Just a quick note — like your lender, you should also have a very trustworthy realtor that will go to bat for you. Lenders and realtors are incentivized by reaching the finish line. Inspectors and appraisers just earn a flat fee for providing their opinion and review.
When you are working on a deal, find the toughest inspector you know. Again with the cost, I’d rather pay more for an intense review than be cheap and miss a massive issue. The moment you discover issues like code violations, miscounted bedrooms, a potential recurring issue, etc., you should coordinate it with your lender so the appraiser is aware during their valuation.
The bedroom count trick is one that way too many people get away with in selling properties. There are a ton of non-conforming bedrooms out there that, by law, are not compliant.
Finally, if you need to hire an outside appraiser not associated with the lender, go for it! It’s a small cost for a relatively large opportunity cost. Appraisals can cost $500-$600, so it’s a fraction of a single percent of the overall purchase price.
As issues come up, stay transparent with the team you’ve assembled. Everyone should act accordingly as a team to get the results that make the most sense for you.
Don’t let investing stress you out no matter the situation. At the end of the day, it’s only money. Our health and mental wellbeing should come first. Some might say they go hand in hand.
But if you don’t care about money too much, you might not let it get to you if it doesn’t go according to plan. Real estate remains an attractive way to build wealth due to the reasons I outlined above. These are a number of factors that we can personally control. Investing in companies on a minority basis doesn’t afford the same luxuries.
The same goes for real estate crowdfunding. You’ll likely end up solely evaluating the condition of the market.

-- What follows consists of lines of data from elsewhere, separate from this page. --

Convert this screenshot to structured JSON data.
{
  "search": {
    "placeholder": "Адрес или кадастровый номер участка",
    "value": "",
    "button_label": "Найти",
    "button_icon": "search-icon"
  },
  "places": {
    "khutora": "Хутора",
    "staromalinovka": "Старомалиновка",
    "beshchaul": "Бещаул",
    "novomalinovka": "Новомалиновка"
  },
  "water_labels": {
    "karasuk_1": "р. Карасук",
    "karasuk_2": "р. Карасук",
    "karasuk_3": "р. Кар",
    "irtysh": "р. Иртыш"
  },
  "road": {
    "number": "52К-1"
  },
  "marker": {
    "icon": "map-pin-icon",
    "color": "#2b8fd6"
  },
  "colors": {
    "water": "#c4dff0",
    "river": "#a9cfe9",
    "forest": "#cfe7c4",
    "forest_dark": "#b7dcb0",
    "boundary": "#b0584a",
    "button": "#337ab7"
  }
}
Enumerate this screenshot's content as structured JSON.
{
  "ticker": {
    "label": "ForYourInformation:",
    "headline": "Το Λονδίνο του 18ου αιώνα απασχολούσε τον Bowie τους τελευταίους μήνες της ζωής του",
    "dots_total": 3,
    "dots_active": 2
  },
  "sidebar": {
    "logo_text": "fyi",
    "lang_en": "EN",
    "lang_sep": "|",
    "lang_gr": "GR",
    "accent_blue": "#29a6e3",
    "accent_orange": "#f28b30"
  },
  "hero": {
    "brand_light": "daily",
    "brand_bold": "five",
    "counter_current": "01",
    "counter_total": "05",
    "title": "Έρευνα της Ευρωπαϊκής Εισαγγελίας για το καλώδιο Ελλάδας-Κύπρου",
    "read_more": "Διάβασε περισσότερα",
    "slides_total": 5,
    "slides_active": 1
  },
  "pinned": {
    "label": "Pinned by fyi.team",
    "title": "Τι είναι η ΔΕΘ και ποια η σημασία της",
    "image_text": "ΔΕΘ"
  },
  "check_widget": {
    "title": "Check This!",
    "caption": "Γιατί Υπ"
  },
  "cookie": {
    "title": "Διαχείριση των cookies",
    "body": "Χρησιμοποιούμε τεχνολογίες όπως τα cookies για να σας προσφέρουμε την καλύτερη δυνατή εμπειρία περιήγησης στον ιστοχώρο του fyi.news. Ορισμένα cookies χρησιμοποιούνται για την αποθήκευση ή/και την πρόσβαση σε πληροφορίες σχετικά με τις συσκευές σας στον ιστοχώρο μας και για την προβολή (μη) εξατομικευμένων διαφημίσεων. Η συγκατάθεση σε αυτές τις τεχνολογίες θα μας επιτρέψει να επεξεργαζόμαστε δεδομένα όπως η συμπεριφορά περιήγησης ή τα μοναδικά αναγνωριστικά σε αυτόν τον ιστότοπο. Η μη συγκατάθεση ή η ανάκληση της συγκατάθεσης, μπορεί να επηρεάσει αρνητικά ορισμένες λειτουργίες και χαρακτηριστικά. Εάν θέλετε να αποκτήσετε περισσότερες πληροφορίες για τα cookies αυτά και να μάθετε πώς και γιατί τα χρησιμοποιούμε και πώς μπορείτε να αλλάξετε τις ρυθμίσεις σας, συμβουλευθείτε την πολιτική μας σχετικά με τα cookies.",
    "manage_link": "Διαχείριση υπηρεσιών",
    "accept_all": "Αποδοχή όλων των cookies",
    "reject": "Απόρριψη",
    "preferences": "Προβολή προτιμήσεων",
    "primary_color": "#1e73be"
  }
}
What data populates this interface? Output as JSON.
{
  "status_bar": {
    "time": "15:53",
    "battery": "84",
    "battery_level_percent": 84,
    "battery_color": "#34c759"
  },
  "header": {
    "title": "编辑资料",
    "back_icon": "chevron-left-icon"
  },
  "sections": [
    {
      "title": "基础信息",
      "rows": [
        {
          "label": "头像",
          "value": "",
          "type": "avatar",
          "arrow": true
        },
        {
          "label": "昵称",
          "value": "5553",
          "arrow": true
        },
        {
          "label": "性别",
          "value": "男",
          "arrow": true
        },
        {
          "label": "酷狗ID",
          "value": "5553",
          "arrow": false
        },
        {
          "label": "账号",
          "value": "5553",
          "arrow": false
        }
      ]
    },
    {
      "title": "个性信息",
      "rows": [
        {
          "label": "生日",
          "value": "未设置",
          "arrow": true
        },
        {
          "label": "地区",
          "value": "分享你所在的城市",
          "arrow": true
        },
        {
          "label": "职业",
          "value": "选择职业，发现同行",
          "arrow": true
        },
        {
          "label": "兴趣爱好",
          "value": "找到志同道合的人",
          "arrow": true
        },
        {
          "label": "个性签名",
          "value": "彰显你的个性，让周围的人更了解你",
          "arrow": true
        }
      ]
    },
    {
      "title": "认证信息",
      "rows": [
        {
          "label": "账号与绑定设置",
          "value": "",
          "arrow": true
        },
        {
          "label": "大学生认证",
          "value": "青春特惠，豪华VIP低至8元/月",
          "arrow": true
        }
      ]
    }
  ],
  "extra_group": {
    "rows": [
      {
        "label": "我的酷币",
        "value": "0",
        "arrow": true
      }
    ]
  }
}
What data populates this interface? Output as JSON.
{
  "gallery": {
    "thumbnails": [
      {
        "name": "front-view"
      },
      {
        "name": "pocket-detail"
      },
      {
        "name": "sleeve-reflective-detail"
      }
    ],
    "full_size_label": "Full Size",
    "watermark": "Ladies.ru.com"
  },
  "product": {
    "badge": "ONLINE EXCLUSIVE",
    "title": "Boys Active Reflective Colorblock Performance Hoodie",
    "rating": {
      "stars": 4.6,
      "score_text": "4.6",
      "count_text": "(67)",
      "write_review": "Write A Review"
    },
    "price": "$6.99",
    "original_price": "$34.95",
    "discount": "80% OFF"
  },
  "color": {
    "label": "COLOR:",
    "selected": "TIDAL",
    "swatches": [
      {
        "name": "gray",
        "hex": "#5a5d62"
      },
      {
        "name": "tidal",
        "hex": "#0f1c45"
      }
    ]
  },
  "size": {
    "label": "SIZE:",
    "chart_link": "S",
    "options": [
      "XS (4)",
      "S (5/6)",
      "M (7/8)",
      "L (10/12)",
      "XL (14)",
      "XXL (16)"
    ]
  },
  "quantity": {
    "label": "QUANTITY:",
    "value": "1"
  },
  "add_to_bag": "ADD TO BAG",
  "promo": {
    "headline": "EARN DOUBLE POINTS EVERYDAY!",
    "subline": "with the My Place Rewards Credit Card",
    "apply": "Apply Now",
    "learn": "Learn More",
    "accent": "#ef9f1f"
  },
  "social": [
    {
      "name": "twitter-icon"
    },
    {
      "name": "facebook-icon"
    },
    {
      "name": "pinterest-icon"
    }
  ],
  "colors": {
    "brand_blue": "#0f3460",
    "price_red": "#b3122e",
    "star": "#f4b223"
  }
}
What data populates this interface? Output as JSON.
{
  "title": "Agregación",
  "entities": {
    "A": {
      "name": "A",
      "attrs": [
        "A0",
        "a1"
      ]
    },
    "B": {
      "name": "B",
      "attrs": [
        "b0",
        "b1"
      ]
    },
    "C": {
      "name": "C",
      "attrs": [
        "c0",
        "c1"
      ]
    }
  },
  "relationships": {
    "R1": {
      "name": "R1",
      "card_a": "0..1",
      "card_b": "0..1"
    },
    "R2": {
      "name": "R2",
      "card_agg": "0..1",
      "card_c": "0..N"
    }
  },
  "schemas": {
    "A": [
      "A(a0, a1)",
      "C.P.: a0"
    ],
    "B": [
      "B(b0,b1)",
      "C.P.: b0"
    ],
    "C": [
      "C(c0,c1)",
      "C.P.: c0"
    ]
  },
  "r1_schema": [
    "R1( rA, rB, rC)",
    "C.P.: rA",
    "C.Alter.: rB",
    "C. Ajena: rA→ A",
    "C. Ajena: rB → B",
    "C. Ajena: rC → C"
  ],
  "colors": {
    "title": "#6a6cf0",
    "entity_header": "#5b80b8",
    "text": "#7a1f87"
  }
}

You may not have the full control to dictate rents, cost improvements, management fees, etc… I’m still a fan of real estate crowdfunding to diversify but perhaps taking a shot at direct real estate investing can open the door to financial autonomy that opens doors to new financial chapters of your life.
Having control over your own destiny is limited commodity in investing. A global pandemic of this magnitude only comes once every 100 years (let’s hope), so there are a ton of life long lessons that we can use to make better decisions as investors.
Author Bio: Financial Wolves is a blog focused on helping you make more money to achieve financial freedom. After repaying student loans, I’ve shifted my focus to make more money from side hustles, real estate, freelancing, and the online economy. Follow me on Pinterest, YouTube, Twitter, and Facebook.